Very recently in the news, Los Angeles based clothing retailer, Nasty Gal, felt the heat as discrimination claims and a lawsuit hit them head on. The founder of Nasty Gal, Sophia Amoruso, has been recognized as a leader in business and a great example for women everywhere of strong entrepreneurial skills and a drive to succeed. She turned a hobby of selling clothes on eBay into a lucrative business turning a profit of $100 million a year. The problem is, Nasty Gal apparently forgot to follow proper procedures when it came time to layoff 10% of their employees. Unfortunately, 4 of those employees laid off were the ONLY pregnant employees plus one recent father who had requested paternity leave. Hence, a discrimination lawsuit by a former employee turned into a costly mistake for Nasty Gal.
[tweetthis remove_hidden_hashtags=”true”]California has one of the most employee-friendly policies regarding pregnant employees.[/tweetthis] Unluckily for Nasty Gal, they are headquartered in California, which means they are held to the highest standards in regards to protecting pregnant employees and anyone who falls under Family Medical Leave Act (FMLA) guidelines. Speaking of California, did you hear about the case last year involving AutoZone and a pregnant employee who walked away from a discrimination lawsuit with $185 million in damages? That’s quite the costly mistake!

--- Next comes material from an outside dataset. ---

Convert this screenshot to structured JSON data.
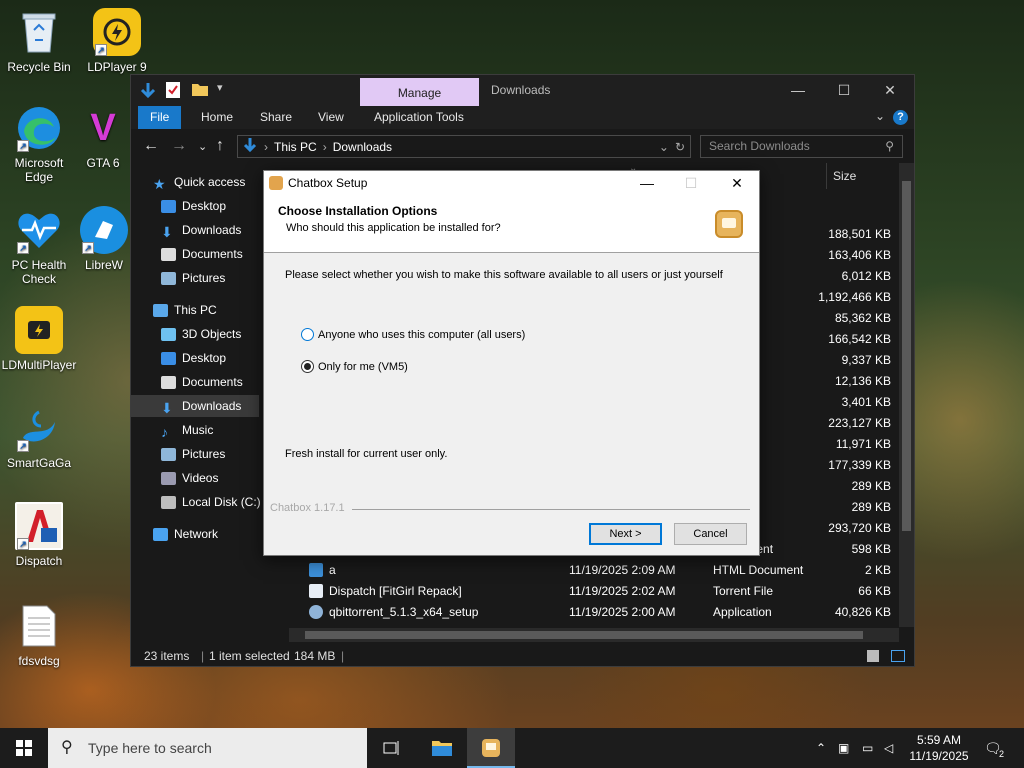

As we have learned with these recent cases, there is an overall expectation in many workplaces of pregnant women not being able to do their job, or being a “short timer” or having ultimate goals that don’t line up with the company vision. All of these things may be true, but they can also be true for the 35 year old single guy who is looking for his next big opportunity. So assuming anything about anyone in the workplace is an automatic no-no because you, as the employer, cannot impose your views on any employee and expect for your intentions to be clear. Your actions will be up to interpretation, and your intentions will be something for you to know and have to defend in court. Instead, why not set up policies to protect the company as well as your pregnant employees? It remains to be seen whether or not Nasty Gal will be held liable for these accusations of discriminatory actions, but the case stands as a warning to all employers regardless of the outcome.